Reser, J.P., Morrissey, S.A. & Ellul, M. (2011) The threat of climate change: Psychological response, adaptation, and impacts. In I. Weissbecker (2011) (Ed) Climate change and human well being (pp 19-42). International and Cultural Psychology Series. New York: Springer Publications.
Reser, J.P. (2015) Coming to terms with climate change: The multiple benefits of psychological preparedness and taking action. The Dialogue, 11 (2) 4-5.
Reser, J.P., Bradley, G.L. & Ellul, .C. (2014) Encountering climate change: ‘Seeing’ is more than ‘Believing’ Wiley Interdisciplinary Reviews: Climate Change, 5 (4) 521-537. Doi:1002/wcc.286
Hine, D.W., Reser, J.P., Phillips, W., Cooksey, R., Nunn, P., Morrison, M. (2014) Audience segmentation and climate change communication: Conceptual and methodological considerations. Wiley Interdisciplinary Reviews: Climate Change, 5 (4) 441-459.
Reser, J.P. (2012) What does ‘belief’ in climate change really mean?
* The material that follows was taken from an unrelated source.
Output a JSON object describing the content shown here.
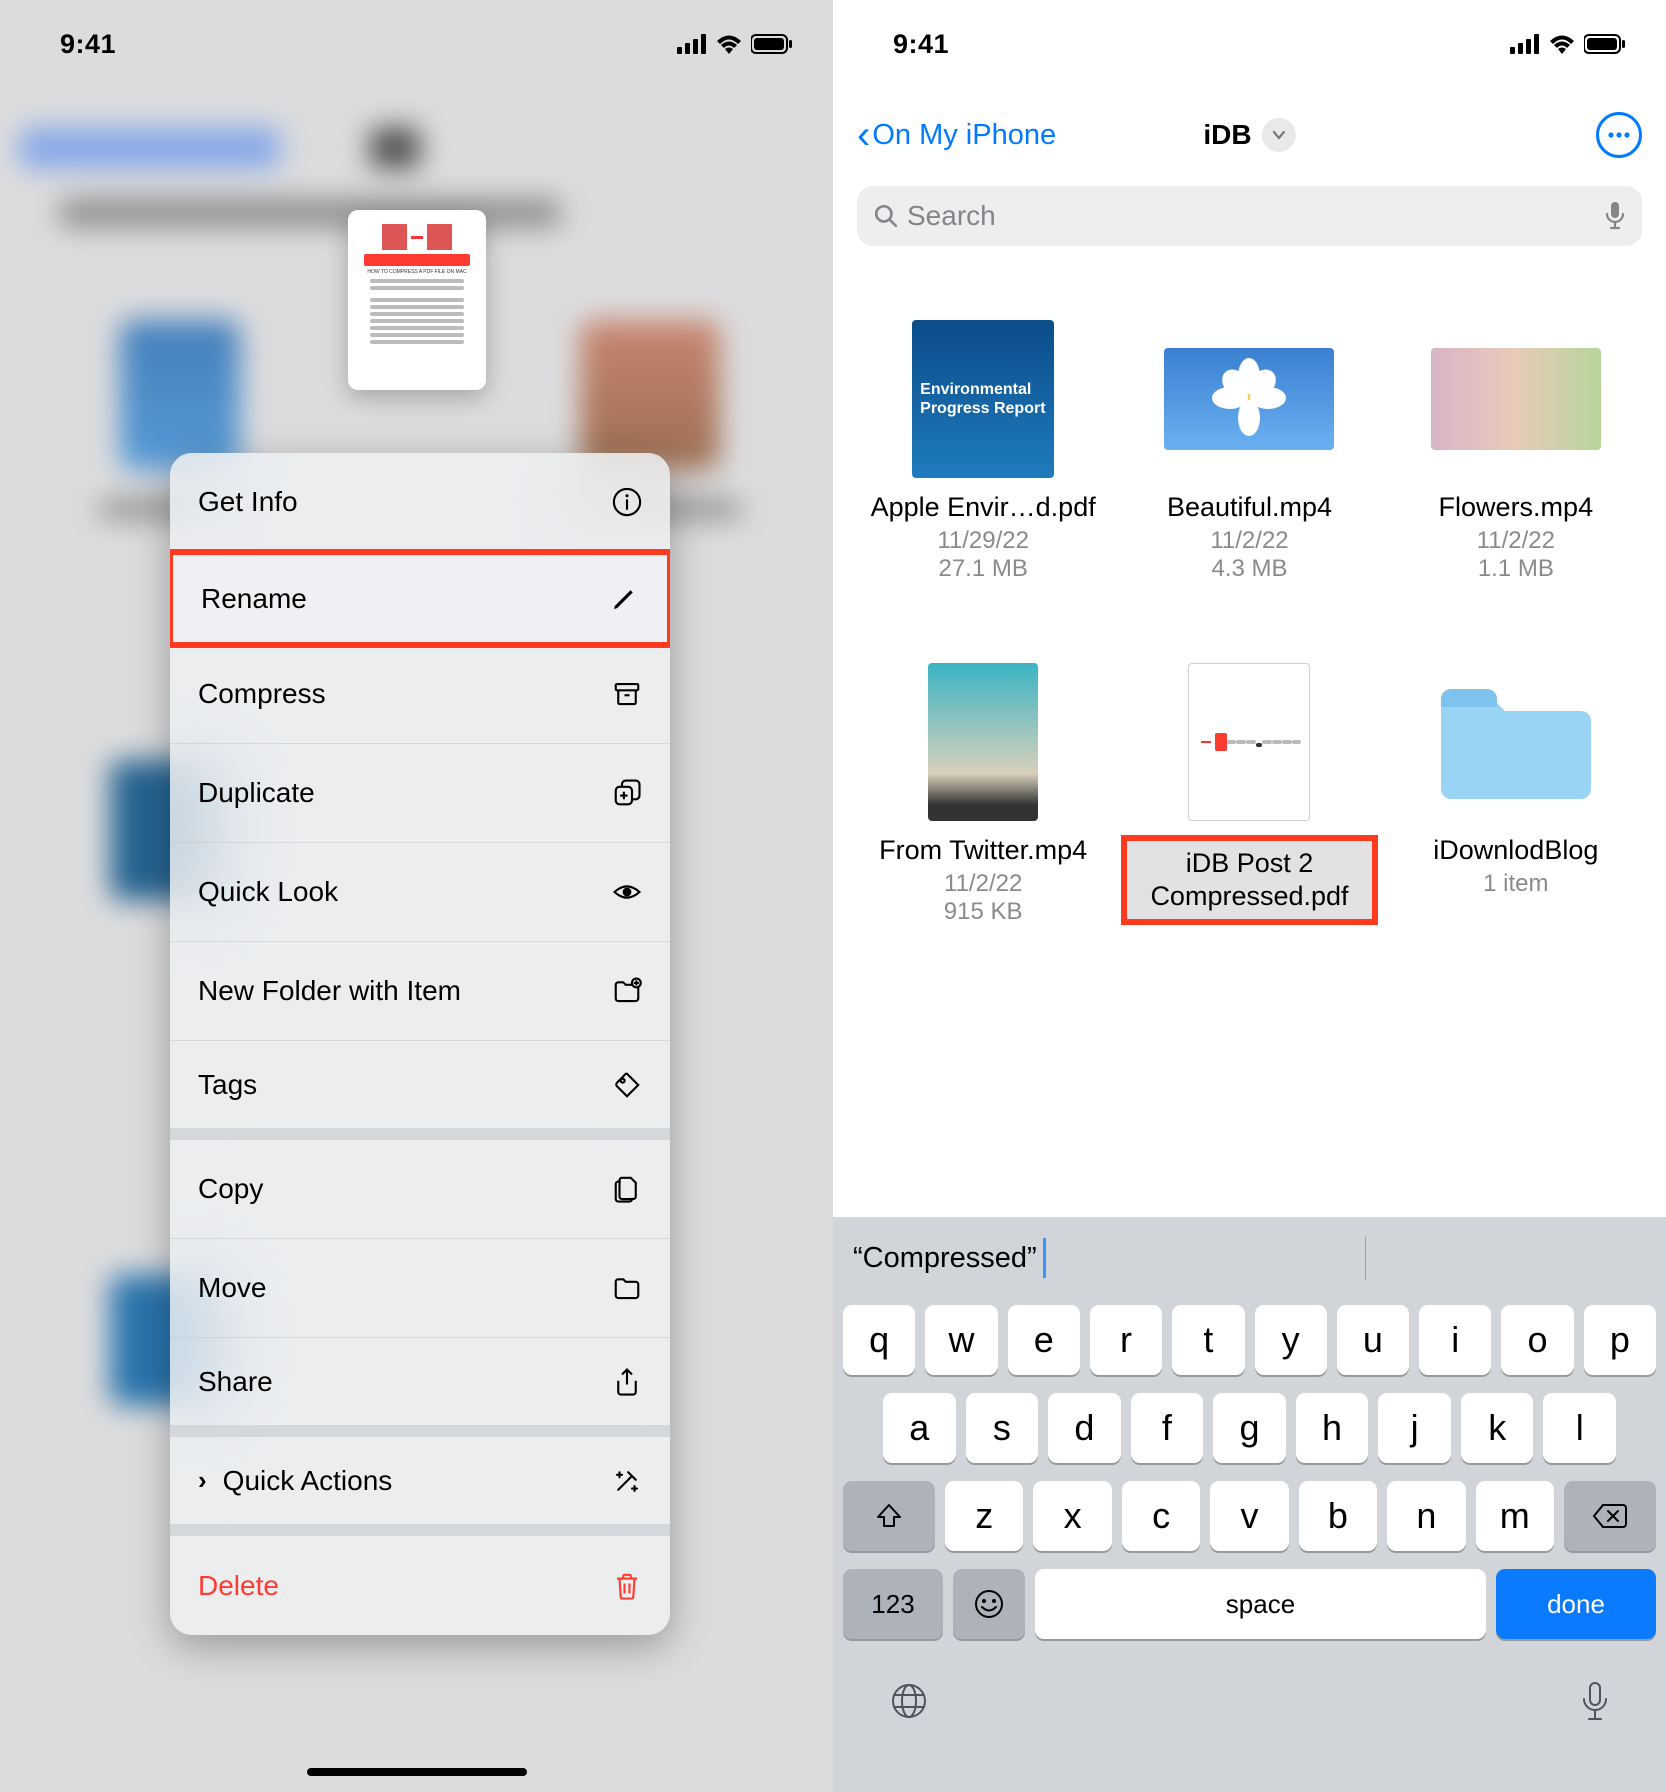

The Conversation, 10 August, 2012.
Reser, J.P. & Swim, J. (2011) Adapting to and coping with the threat and impacts of climate change. American Psychologist, 66 (4) 277-289.
Swim, J., Clayton, S., Doherty, T., Gifford, R., Howard, G., Reser, J., Stern, P. & Weber, E. (2011) Psychological contributions to understanding and addressing global climate change. Special issue. American Psychologist, 66 (4) 241-328.
Reser, J.P. (2011) Polls, framings and public understandings: Climate change and opinion polls. The Conversation, 1 July, 2011.
Reser, J.P. (2011) Australia and climate change – Beliefs about public belief may be quite wrong, The Conversation, 9 June 2011.